## [MATERIAL FOR THE TASK]
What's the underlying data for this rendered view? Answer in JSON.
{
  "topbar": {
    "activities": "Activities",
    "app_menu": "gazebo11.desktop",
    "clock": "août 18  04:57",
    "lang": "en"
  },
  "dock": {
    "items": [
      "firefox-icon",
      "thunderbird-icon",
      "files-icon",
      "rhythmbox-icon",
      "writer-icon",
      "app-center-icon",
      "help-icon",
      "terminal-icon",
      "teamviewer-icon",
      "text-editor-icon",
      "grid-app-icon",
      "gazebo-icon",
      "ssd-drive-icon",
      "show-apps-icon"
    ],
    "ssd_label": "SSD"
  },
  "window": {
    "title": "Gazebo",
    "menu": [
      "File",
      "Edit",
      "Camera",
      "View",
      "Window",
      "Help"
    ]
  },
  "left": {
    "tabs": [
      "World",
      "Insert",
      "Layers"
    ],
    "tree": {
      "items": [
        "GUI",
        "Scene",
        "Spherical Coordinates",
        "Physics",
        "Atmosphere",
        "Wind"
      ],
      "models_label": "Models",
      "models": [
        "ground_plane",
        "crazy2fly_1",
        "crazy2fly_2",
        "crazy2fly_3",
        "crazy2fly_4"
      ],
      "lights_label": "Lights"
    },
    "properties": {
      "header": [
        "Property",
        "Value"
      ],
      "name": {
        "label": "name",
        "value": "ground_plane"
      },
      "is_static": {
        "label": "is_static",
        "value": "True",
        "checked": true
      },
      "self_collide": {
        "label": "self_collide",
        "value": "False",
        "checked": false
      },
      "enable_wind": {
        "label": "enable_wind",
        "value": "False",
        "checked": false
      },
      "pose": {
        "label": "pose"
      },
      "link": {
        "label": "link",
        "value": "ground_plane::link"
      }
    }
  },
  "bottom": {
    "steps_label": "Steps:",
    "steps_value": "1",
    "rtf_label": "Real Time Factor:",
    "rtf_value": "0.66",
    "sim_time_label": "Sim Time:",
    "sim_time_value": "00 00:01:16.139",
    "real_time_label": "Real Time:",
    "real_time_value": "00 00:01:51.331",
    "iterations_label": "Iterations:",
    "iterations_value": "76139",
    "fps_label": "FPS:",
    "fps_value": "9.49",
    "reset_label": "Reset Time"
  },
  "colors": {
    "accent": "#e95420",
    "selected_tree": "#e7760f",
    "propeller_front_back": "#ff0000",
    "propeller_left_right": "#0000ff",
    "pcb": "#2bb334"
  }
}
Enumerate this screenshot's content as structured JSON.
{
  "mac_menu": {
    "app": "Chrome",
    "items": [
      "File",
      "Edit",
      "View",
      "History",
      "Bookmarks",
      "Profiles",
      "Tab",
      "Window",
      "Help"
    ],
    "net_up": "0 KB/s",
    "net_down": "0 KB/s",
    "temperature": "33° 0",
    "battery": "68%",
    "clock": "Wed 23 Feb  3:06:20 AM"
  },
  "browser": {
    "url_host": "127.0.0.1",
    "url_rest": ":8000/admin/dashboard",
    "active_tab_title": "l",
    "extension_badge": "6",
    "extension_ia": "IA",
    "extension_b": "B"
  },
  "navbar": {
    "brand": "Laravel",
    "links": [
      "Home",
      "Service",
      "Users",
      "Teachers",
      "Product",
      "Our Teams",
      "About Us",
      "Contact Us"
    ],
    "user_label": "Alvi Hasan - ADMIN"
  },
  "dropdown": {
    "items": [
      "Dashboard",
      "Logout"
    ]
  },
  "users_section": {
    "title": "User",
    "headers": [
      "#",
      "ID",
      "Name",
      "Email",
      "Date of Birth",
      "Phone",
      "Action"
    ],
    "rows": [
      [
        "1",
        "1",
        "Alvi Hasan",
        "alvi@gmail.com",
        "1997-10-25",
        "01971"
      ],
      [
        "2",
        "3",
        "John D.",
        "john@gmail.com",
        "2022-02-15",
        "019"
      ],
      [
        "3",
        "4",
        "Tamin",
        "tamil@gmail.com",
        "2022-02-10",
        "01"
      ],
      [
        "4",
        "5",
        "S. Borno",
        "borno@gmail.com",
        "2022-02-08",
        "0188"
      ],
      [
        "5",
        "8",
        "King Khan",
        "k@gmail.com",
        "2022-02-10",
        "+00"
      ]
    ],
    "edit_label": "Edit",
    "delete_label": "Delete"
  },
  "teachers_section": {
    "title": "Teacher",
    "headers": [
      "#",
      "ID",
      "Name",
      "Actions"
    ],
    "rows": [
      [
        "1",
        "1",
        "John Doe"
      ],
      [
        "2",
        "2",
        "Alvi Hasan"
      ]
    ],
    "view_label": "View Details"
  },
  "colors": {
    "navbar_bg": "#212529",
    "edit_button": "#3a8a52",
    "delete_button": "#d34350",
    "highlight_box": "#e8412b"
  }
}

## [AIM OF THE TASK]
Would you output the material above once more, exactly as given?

## [ANSWER AREA]
What's the underlying data for this rendered view? Answer in JSON.
{
  "topbar": {
    "activities": "Activities",
    "app_menu": "gazebo11.desktop",
    "clock": "août 18  04:57",
    "lang": "en"
  },
  "dock": {
    "items": [
      "firefox-icon",
      "thunderbird-icon",
      "files-icon",
      "rhythmbox-icon",
      "writer-icon",
      "app-center-icon",
      "help-icon",
      "terminal-icon",
      "teamviewer-icon",
      "text-editor-icon",
      "grid-app-icon",
      "gazebo-icon",
      "ssd-drive-icon",
      "show-apps-icon"
    ],
    "ssd_label": "SSD"
  },
  "window": {
    "title": "Gazebo",
    "menu": [
      "File",
      "Edit",
      "Camera",
      "View",
      "Window",
      "Help"
    ]
  },
  "left": {
    "tabs": [
      "World",
      "Insert",
      "Layers"
    ],
    "tree": {
      "items": [
        "GUI",
        "Scene",
        "Spherical Coordinates",
        "Physics",
        "Atmosphere",
        "Wind"
      ],
      "models_label": "Models",
      "models": [
        "ground_plane",
        "crazy2fly_1",
        "crazy2fly_2",
        "crazy2fly_3",
        "crazy2fly_4"
      ],
      "lights_label": "Lights"
    },
    "properties": {
      "header": [
        "Property",
        "Value"
      ],
      "name": {
        "label": "name",
        "value": "ground_plane"
      },
      "is_static": {
        "label": "is_static",
        "value": "True",
        "checked": true
      },
      "self_collide": {
        "label": "self_collide",
        "value": "False",
        "checked": false
      },
      "enable_wind": {
        "label": "enable_wind",
        "value": "False",
        "checked": false
      },
      "pose": {
        "label": "pose"
      },
      "link": {
        "label": "link",
        "value": "ground_plane::link"
      }
    }
  },
  "bottom": {
    "steps_label": "Steps:",
    "steps_value": "1",
    "rtf_label": "Real Time Factor:",
    "rtf_value": "0.66",
    "sim_time_label": "Sim Time:",
    "sim_time_value": "00 00:01:16.139",
    "real_time_label": "Real Time:",
    "real_time_value": "00 00:01:51.331",
    "iterations_label": "Iterations:",
    "iterations_value": "76139",
    "fps_label": "FPS:",
    "fps_value": "9.49",
    "reset_label": "Reset Time"
  },
  "colors": {
    "accent": "#e95420",
    "selected_tree": "#e7760f",
    "propeller_front_back": "#ff0000",
    "propeller_left_right": "#0000ff",
    "pcb": "#2bb334"
  }
}
Enumerate this screenshot's content as structured JSON.
{
  "mac_menu": {
    "app": "Chrome",
    "items": [
      "File",
      "Edit",
      "View",
      "History",
      "Bookmarks",
      "Profiles",
      "Tab",
      "Window",
      "Help"
    ],
    "net_up": "0 KB/s",
    "net_down": "0 KB/s",
    "temperature": "33° 0",
    "battery": "68%",
    "clock": "Wed 23 Feb  3:06:20 AM"
  },
  "browser": {
    "url_host": "127.0.0.1",
    "url_rest": ":8000/admin/dashboard",
    "active_tab_title": "l",
    "extension_badge": "6",
    "extension_ia": "IA",
    "extension_b": "B"
  },
  "navbar": {
    "brand": "Laravel",
    "links": [
      "Home",
      "Service",
      "Users",
      "Teachers",
      "Product",
      "Our Teams",
      "About Us",
      "Contact Us"
    ],
    "user_label": "Alvi Hasan - ADMIN"
  },
  "dropdown": {
    "items": [
      "Dashboard",
      "Logout"
    ]
  },
  "users_section": {
    "title": "User",
    "headers": [
      "#",
      "ID",
      "Name",
      "Email",
      "Date of Birth",
      "Phone",
      "Action"
    ],
    "rows": [
      [
        "1",
        "1",
        "Alvi Hasan",
        "alvi@gmail.com",
        "1997-10-25",
        "01971"
      ],
      [
        "2",
        "3",
        "John D.",
        "john@gmail.com",
        "2022-02-15",
        "019"
      ],
      [
        "3",
        "4",
        "Tamin",
        "tamil@gmail.com",
        "2022-02-10",
        "01"
      ],
      [
        "4",
        "5",
        "S. Borno",
        "borno@gmail.com",
        "2022-02-08",
        "0188"
      ],
      [
        "5",
        "8",
        "King Khan",
        "k@gmail.com",
        "2022-02-10",
        "+00"
      ]
    ],
    "edit_label": "Edit",
    "delete_label": "Delete"
  },
  "teachers_section": {
    "title": "Teacher",
    "headers": [
      "#",
      "ID",
      "Name",
      "Actions"
    ],
    "rows": [
      [
        "1",
        "1",
        "John Doe"
      ],
      [
        "2",
        "2",
        "Alvi Hasan"
      ]
    ],
    "view_label": "View Details"
  },
  "colors": {
    "navbar_bg": "#212529",
    "edit_button": "#3a8a52",
    "delete_button": "#d34350",
    "highlight_box": "#e8412b"
  }
}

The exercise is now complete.